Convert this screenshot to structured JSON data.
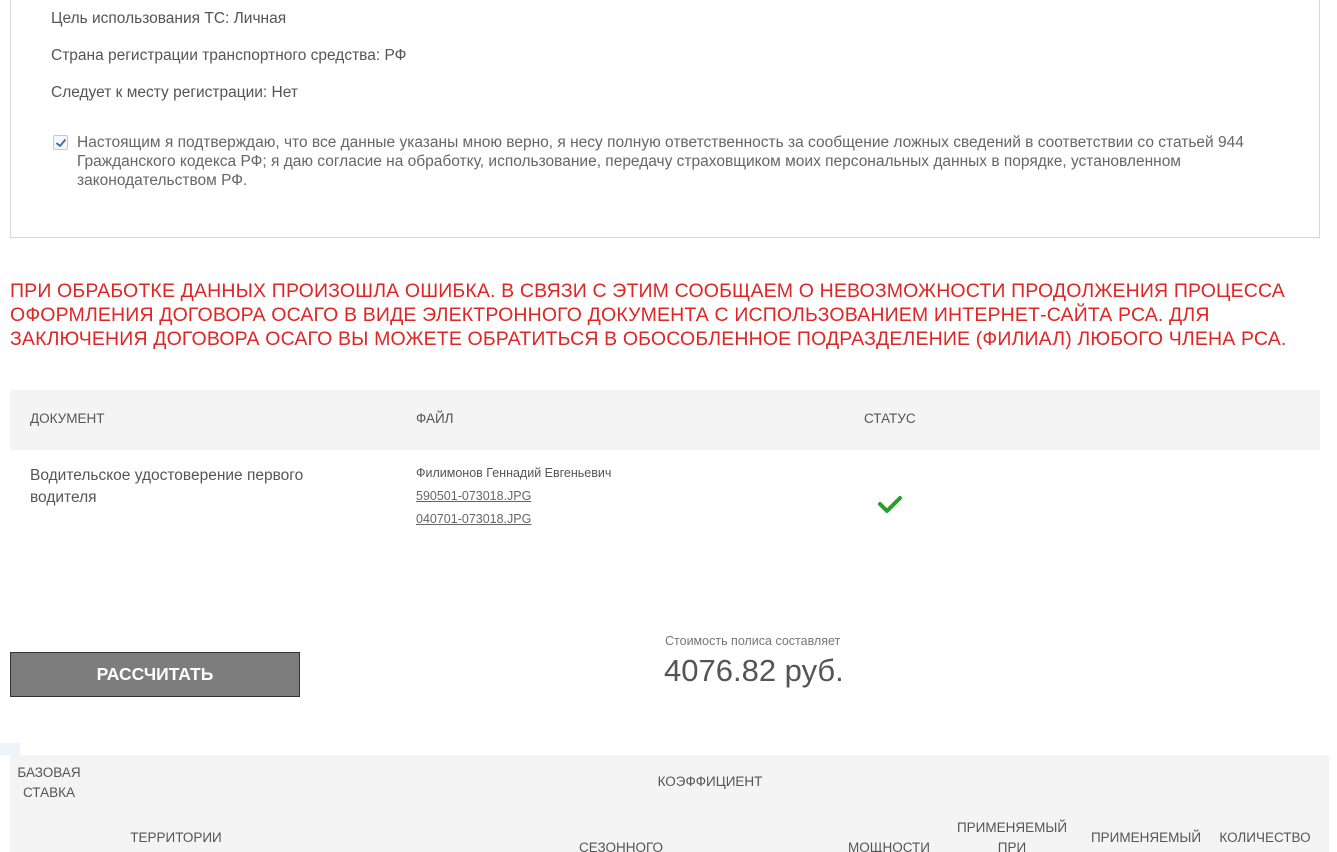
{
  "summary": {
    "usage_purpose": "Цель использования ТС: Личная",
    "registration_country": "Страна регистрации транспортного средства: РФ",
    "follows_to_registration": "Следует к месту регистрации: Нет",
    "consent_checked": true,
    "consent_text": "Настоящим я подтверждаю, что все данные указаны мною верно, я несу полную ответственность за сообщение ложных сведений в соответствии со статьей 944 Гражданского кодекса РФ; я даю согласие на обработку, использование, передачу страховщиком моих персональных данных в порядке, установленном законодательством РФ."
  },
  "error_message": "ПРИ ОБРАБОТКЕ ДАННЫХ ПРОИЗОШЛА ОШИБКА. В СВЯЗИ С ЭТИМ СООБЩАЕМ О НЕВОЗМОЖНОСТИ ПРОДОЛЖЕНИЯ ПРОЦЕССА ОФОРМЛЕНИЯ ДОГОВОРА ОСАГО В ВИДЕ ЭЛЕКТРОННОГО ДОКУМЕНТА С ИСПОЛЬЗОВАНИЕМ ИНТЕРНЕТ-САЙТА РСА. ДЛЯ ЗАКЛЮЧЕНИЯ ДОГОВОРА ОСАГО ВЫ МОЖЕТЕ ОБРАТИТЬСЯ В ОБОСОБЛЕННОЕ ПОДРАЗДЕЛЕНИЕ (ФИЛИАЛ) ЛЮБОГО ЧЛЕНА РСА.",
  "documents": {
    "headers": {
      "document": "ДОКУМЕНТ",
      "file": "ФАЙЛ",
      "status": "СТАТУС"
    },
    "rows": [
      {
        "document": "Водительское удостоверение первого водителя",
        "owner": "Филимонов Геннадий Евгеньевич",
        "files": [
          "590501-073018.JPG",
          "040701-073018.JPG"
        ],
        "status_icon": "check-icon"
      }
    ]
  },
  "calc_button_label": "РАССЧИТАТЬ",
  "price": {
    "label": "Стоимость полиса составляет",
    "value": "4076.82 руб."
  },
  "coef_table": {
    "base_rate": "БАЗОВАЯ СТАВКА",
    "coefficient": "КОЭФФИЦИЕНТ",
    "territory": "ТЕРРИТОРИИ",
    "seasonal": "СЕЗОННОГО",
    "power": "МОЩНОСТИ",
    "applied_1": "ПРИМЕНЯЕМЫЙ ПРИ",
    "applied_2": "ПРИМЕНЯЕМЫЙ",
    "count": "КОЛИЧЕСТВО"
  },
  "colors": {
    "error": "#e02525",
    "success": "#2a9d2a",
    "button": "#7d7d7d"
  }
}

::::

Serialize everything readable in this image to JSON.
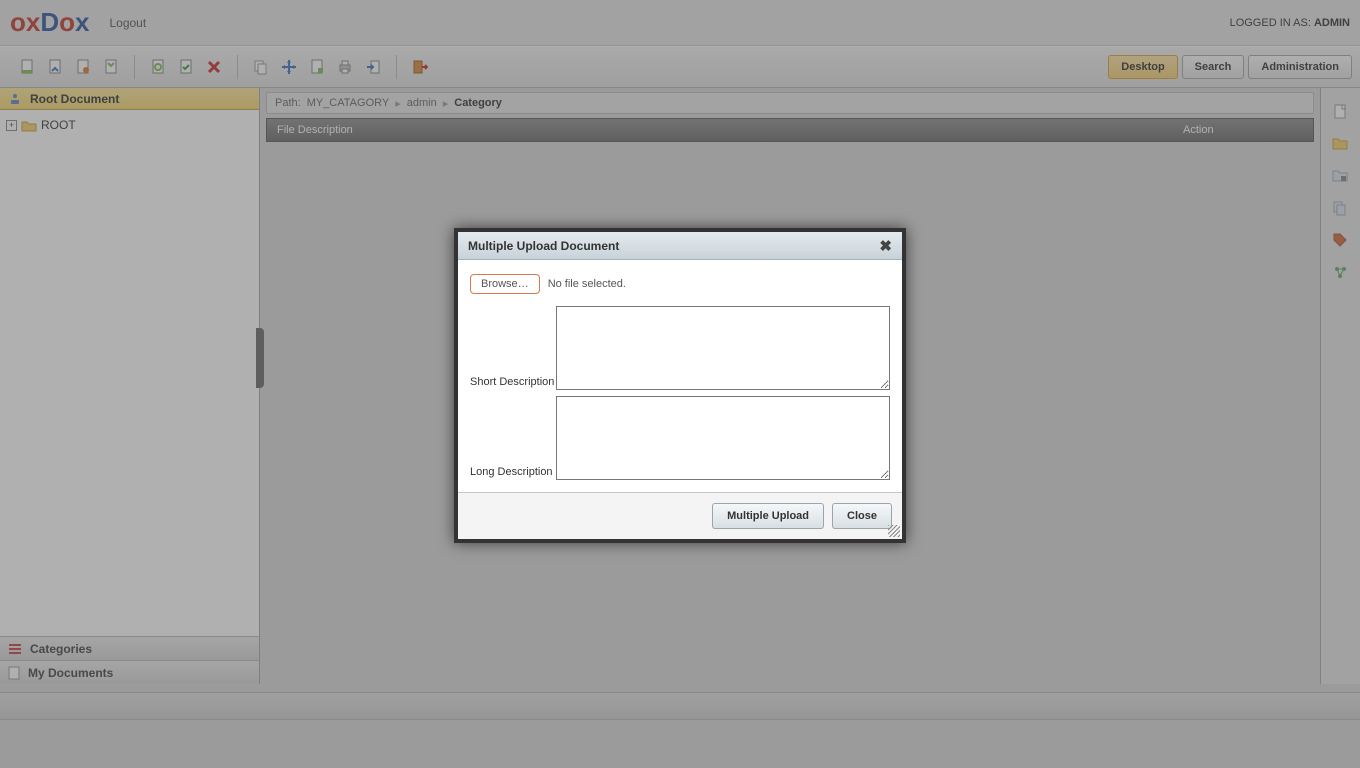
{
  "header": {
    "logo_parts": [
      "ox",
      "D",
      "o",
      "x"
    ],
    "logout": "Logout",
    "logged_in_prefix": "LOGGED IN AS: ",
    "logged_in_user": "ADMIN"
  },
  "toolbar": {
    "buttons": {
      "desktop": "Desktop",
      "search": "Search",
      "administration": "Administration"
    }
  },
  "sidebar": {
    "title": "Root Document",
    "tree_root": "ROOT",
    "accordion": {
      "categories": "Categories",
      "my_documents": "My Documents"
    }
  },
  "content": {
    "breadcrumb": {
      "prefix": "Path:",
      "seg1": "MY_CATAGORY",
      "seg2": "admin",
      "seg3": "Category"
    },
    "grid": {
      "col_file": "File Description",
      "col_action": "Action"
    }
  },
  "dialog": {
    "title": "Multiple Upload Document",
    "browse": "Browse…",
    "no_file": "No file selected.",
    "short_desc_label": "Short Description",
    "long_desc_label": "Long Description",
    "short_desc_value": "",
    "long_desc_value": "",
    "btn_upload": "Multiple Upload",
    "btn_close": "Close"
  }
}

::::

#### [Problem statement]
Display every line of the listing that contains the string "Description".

#### [Answer box]
      "col_file": "File Description",
    "short_desc_label": "Short Description",
    "long_desc_label": "Long Description",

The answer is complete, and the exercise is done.